_Task to carry out_:
Set down all of the entries precisely as they were written.

(Extracted records)
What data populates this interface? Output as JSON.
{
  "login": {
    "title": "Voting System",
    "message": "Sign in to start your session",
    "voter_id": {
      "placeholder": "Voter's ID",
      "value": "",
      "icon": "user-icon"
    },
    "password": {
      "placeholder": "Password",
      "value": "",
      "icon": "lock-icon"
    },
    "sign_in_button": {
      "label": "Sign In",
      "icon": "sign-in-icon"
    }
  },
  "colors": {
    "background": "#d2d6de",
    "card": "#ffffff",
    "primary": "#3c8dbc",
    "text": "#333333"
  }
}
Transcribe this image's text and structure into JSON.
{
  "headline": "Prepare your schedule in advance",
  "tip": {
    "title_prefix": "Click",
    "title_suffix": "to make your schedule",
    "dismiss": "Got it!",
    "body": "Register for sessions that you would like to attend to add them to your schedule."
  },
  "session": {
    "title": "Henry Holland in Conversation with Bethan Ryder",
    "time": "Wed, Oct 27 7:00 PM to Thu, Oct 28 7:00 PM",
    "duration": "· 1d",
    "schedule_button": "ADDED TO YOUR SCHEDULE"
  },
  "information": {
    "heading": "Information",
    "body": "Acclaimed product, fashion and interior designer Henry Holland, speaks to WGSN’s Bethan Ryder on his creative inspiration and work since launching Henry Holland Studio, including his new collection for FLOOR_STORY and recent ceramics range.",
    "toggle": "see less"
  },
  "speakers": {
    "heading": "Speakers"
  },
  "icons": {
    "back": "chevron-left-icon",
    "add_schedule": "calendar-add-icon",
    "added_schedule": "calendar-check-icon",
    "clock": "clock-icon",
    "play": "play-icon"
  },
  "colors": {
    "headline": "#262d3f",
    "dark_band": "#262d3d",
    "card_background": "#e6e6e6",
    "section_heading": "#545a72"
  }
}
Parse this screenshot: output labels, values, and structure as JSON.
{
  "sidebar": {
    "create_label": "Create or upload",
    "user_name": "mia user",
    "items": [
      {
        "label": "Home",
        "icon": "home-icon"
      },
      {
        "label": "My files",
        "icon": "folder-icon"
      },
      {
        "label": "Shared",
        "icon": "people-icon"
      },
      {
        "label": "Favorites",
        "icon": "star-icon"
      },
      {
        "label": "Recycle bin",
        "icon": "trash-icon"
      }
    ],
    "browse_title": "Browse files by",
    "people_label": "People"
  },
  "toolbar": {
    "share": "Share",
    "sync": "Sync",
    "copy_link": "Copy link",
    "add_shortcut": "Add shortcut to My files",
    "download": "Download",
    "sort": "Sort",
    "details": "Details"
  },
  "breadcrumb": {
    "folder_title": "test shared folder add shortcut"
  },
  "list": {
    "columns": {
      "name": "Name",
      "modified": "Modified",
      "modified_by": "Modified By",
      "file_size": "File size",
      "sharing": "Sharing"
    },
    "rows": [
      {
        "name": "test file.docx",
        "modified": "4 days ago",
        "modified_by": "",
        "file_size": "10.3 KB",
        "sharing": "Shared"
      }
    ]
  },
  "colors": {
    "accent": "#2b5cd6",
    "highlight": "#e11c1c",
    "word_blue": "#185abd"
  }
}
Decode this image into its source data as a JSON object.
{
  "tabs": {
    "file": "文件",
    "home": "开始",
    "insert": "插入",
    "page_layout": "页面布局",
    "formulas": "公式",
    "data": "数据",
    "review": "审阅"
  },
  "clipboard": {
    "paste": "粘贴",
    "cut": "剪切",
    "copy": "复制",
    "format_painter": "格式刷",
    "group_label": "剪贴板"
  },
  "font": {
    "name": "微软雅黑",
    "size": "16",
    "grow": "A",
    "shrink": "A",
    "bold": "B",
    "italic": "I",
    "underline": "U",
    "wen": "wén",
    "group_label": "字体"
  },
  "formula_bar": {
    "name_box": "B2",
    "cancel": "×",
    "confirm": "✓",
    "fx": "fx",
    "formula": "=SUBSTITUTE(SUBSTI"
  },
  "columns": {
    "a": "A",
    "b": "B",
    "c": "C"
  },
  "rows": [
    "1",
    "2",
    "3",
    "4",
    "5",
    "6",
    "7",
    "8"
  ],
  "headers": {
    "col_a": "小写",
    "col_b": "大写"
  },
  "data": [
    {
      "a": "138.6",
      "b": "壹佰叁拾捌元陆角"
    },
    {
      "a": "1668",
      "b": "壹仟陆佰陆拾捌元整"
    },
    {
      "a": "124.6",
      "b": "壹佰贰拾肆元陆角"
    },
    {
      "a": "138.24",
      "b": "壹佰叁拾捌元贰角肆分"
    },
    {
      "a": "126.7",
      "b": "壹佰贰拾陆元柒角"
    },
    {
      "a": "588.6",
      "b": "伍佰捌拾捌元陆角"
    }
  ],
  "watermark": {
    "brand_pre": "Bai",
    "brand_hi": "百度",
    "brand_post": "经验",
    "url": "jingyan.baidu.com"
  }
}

_Output_:
What data populates this interface? Output as JSON.
{
  "login": {
    "title": "Voting System",
    "message": "Sign in to start your session",
    "voter_id": {
      "placeholder": "Voter's ID",
      "value": "",
      "icon": "user-icon"
    },
    "password": {
      "placeholder": "Password",
      "value": "",
      "icon": "lock-icon"
    },
    "sign_in_button": {
      "label": "Sign In",
      "icon": "sign-in-icon"
    }
  },
  "colors": {
    "background": "#d2d6de",
    "card": "#ffffff",
    "primary": "#3c8dbc",
    "text": "#333333"
  }
}
Transcribe this image's text and structure into JSON.
{
  "headline": "Prepare your schedule in advance",
  "tip": {
    "title_prefix": "Click",
    "title_suffix": "to make your schedule",
    "dismiss": "Got it!",
    "body": "Register for sessions that you would like to attend to add them to your schedule."
  },
  "session": {
    "title": "Henry Holland in Conversation with Bethan Ryder",
    "time": "Wed, Oct 27 7:00 PM to Thu, Oct 28 7:00 PM",
    "duration": "· 1d",
    "schedule_button": "ADDED TO YOUR SCHEDULE"
  },
  "information": {
    "heading": "Information",
    "body": "Acclaimed product, fashion and interior designer Henry Holland, speaks to WGSN’s Bethan Ryder on his creative inspiration and work since launching Henry Holland Studio, including his new collection for FLOOR_STORY and recent ceramics range.",
    "toggle": "see less"
  },
  "speakers": {
    "heading": "Speakers"
  },
  "icons": {
    "back": "chevron-left-icon",
    "add_schedule": "calendar-add-icon",
    "added_schedule": "calendar-check-icon",
    "clock": "clock-icon",
    "play": "play-icon"
  },
  "colors": {
    "headline": "#262d3f",
    "dark_band": "#262d3d",
    "card_background": "#e6e6e6",
    "section_heading": "#545a72"
  }
}
Parse this screenshot: output labels, values, and structure as JSON.
{
  "sidebar": {
    "create_label": "Create or upload",
    "user_name": "mia user",
    "items": [
      {
        "label": "Home",
        "icon": "home-icon"
      },
      {
        "label": "My files",
        "icon": "folder-icon"
      },
      {
        "label": "Shared",
        "icon": "people-icon"
      },
      {
        "label": "Favorites",
        "icon": "star-icon"
      },
      {
        "label": "Recycle bin",
        "icon": "trash-icon"
      }
    ],
    "browse_title": "Browse files by",
    "people_label": "People"
  },
  "toolbar": {
    "share": "Share",
    "sync": "Sync",
    "copy_link": "Copy link",
    "add_shortcut": "Add shortcut to My files",
    "download": "Download",
    "sort": "Sort",
    "details": "Details"
  },
  "breadcrumb": {
    "folder_title": "test shared folder add shortcut"
  },
  "list": {
    "columns": {
      "name": "Name",
      "modified": "Modified",
      "modified_by": "Modified By",
      "file_size": "File size",
      "sharing": "Sharing"
    },
    "rows": [
      {
        "name": "test file.docx",
        "modified": "4 days ago",
        "modified_by": "",
        "file_size": "10.3 KB",
        "sharing": "Shared"
      }
    ]
  },
  "colors": {
    "accent": "#2b5cd6",
    "highlight": "#e11c1c",
    "word_blue": "#185abd"
  }
}
Decode this image into its source data as a JSON object.
{
  "tabs": {
    "file": "文件",
    "home": "开始",
    "insert": "插入",
    "page_layout": "页面布局",
    "formulas": "公式",
    "data": "数据",
    "review": "审阅"
  },
  "clipboard": {
    "paste": "粘贴",
    "cut": "剪切",
    "copy": "复制",
    "format_painter": "格式刷",
    "group_label": "剪贴板"
  },
  "font": {
    "name": "微软雅黑",
    "size": "16",
    "grow": "A",
    "shrink": "A",
    "bold": "B",
    "italic": "I",
    "underline": "U",
    "wen": "wén",
    "group_label": "字体"
  },
  "formula_bar": {
    "name_box": "B2",
    "cancel": "×",
    "confirm": "✓",
    "fx": "fx",
    "formula": "=SUBSTITUTE(SUBSTI"
  },
  "columns": {
    "a": "A",
    "b": "B",
    "c": "C"
  },
  "rows": [
    "1",
    "2",
    "3",
    "4",
    "5",
    "6",
    "7",
    "8"
  ],
  "headers": {
    "col_a": "小写",
    "col_b": "大写"
  },
  "data": [
    {
      "a": "138.6",
      "b": "壹佰叁拾捌元陆角"
    },
    {
      "a": "1668",
      "b": "壹仟陆佰陆拾捌元整"
    },
    {
      "a": "124.6",
      "b": "壹佰贰拾肆元陆角"
    },
    {
      "a": "138.24",
      "b": "壹佰叁拾捌元贰角肆分"
    },
    {
      "a": "126.7",
      "b": "壹佰贰拾陆元柒角"
    },
    {
      "a": "588.6",
      "b": "伍佰捌拾捌元陆角"
    }
  ],
  "watermark": {
    "brand_pre": "Bai",
    "brand_hi": "百度",
    "brand_post": "经验",
    "url": "jingyan.baidu.com"
  }
}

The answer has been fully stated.